Thoracic cage

Thoracic cage

The thoracic cage (rib cage) is the skeletal framework of the thoracic wall, which encloses the thoracic cavity. The thoracic cage consists of the 12 thoracic vertebrae, the associated intervertebral discs, 12 pairs of ribs with their costal cartilages, and the sternum.

The shape of the thoracic cage is like a domed bird cage with the horizontal bars formed by ribs and their associated costal cartilages. The thoracic cage is supported anteriorly by the sternum, and posteriorly by the thoracic part of the vertebral column.

Because cartilaginous structures such as the intervertebral discs (between the thoracic vertebrae) and costal cartilages participate in forming the thoracic cage, it can be also described as an osteocartilaginous cage.

The main functions of the thoracic cage include:

  • supporting the thorax,
  • protecting internal thoracic organs from injury,
  • resisting the negative pressures that are generated by the elastic recoil of the lungs and movements induced by respiration,
  • providing attachment for the upper limbs,
  • supporting the weight of the upper limbs,
  • providing the attachment sites for many muscles that participate in moving and positioning the upper limbs in relation to the trunk.


The sternum is a bone that is located in the anterior midline of the thorax, supporting the thoracic cage anteriorly. The three parts of the sternum are:

  • manubrium of the sternum - the most superior part that articulates with clavicles and the first pair of ribs;
  • body of the sternum - the middle part that articulates with 3rd to 7th ribs;
  • xiphoid process - a small cartilaginous extension of the lower sternum.

Thoracic vertebrae

There are twelve vertebrae forming the thoracic part of the vertebral column. This part of the vertebral column supports the thoracic cage posteriorly.

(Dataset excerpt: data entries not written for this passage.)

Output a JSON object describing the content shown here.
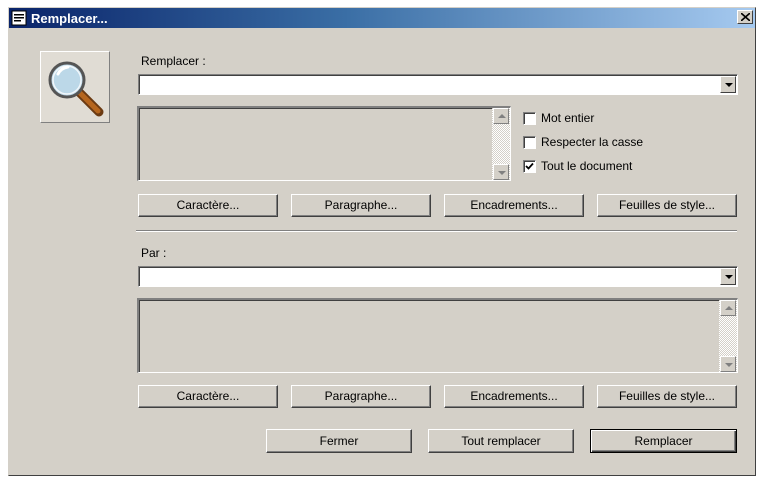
{
  "window": {
    "title": "Remplacer..."
  },
  "find": {
    "label": "Remplacer :",
    "value": "",
    "buttons": [
      "Caractère...",
      "Paragraphe...",
      "Encadrements...",
      "Feuilles de style..."
    ]
  },
  "options": [
    {
      "label": "Mot entier",
      "checked": false
    },
    {
      "label": "Respecter la casse",
      "checked": false
    },
    {
      "label": "Tout le document",
      "checked": true
    }
  ],
  "replace": {
    "label": "Par :",
    "value": "",
    "buttons": [
      "Caractère...",
      "Paragraphe...",
      "Encadrements...",
      "Feuilles de style..."
    ]
  },
  "actions": {
    "close": "Fermer",
    "replace_all": "Tout remplacer",
    "replace": "Remplacer"
  }
}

A special characteristic of the thoracic vertebrae is that they articulate with ribs. The typical thoracic vertebra has a somewhat heart-shaped vertebral body when viewed from above and a circular vertebral foramen. The vertebral body of a typical thoracic vertebra has two partial facets (superior and inferior costal facets) on each side for articulation with the head of its corresponding rib and the head of the rib below.  Each transverse process of these vertebrae has a transverse costal facet that articulates with the tubercle of its corresponding rib.


The ribs are long, flat, curved bones that form most of the thoracic cage. There are twelve pairs of ribs, all of which articulate with the vertebral column, while only the first seven ribs directly articulate with the sternum. The ribs also provide attachment sites for thoracic muscles.

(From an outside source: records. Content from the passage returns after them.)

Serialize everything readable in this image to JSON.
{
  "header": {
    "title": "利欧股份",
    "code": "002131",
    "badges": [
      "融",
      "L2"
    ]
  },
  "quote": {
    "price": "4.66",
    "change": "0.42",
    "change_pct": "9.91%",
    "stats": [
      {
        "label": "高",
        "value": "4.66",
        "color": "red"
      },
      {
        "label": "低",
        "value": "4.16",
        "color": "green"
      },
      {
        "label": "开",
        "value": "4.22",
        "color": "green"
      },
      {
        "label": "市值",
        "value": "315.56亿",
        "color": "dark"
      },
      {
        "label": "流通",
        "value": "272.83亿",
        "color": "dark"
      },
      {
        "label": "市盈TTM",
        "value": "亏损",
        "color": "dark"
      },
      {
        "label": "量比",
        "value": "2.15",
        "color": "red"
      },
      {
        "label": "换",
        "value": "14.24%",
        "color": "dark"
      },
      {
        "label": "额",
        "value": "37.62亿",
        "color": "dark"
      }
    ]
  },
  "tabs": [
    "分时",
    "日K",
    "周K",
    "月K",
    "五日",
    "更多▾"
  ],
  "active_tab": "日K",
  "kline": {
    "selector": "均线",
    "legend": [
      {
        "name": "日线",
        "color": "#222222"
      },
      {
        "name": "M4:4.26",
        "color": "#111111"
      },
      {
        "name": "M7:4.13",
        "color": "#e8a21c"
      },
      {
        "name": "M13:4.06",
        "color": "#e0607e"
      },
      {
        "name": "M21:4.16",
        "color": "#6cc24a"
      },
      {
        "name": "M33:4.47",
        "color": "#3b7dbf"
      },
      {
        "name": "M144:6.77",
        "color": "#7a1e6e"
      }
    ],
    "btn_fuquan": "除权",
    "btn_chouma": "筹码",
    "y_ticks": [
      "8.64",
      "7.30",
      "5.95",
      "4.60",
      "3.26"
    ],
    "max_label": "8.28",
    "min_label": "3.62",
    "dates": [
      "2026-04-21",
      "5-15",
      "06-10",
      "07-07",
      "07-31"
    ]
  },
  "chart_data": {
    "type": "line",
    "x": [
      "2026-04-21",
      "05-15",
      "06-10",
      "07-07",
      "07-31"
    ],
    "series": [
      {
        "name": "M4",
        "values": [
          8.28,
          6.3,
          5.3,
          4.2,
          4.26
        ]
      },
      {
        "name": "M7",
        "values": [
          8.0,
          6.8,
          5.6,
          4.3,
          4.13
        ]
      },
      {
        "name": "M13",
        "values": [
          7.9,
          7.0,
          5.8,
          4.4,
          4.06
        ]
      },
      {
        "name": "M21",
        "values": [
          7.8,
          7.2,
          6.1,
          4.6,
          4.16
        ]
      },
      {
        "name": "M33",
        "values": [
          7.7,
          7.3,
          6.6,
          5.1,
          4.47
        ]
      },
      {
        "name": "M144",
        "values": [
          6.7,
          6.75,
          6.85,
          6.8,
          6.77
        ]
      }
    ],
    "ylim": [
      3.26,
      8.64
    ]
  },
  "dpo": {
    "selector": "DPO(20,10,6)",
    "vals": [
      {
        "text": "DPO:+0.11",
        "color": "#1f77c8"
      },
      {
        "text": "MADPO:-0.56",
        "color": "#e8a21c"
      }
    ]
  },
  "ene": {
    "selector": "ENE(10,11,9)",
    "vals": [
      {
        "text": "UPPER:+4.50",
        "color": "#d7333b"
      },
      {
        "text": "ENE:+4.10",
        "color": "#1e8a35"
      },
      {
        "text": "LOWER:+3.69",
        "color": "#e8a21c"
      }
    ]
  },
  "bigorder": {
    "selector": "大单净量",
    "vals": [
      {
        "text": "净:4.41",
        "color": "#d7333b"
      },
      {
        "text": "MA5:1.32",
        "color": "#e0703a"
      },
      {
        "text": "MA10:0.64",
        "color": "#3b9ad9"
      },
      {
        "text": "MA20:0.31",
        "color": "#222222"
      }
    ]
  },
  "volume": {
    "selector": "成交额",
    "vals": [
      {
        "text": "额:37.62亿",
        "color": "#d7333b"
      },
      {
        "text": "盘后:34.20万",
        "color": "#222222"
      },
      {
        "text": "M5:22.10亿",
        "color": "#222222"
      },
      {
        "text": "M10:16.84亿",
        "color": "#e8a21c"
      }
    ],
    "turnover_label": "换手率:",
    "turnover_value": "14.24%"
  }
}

The ribs can be classified based on their articulations:

  • ribs 1 to 7 are considered the true or vertebrosternal ribs, which attach directly to the sternum via their own costal cartilage;
  • ribs 8 to 10 are the false or vertebrochondral ribs, which are connected to the sternum indirectly via the cartilage of the rib above them;
  • floating or free - ribs 11 and 12, which do not articulate with other ribs, costal cartilages or sternum; their cartilages tend to end within the abdominal musculature.

Intercostal spaces

The thoracic cage presents with spaces between adjacent ribs, which are called intercostal spaces. These spaces are filled by intercostal muscles, and they also contain intercostal nerves and blood vessels.

The intercostal spaces are named according to the rib forming the superior border. For example, the space below the 2nd rib (between the 2nd rib and 3rd rib) is called the 2nd intercostal space. Therefore, there are 11 intercostal spaces in the thoracic cage. The space below the 12th rib is called the subcostal space. 

Eleven intercostal nerves and two sets (main and collateral) of intercostal blood vessels are also named by the same number assigned to the according intercostal space.


There are several joints that participate in forming the thoracic cage, including:

  • intervertebral joints - between adjacent vertebrae;
  • sternoclavicular joints - between the manubrium of sternum and the clavicles;
  • sternochondral joints - between the sternum and costal cartilages of ribs 1 to 7;
  • manubriosternal joint - between the manubrium and body of sternum;
  • xiphisternal joint - between the xiphoid process and the body of sternum;
  • costochondral joints - between costal cartilages and ribs;
  • costovertebral joints - formed by ribs and the bodies of corresponding vertebrae;
  • interchondral joints - joining the costal cartilages with each other.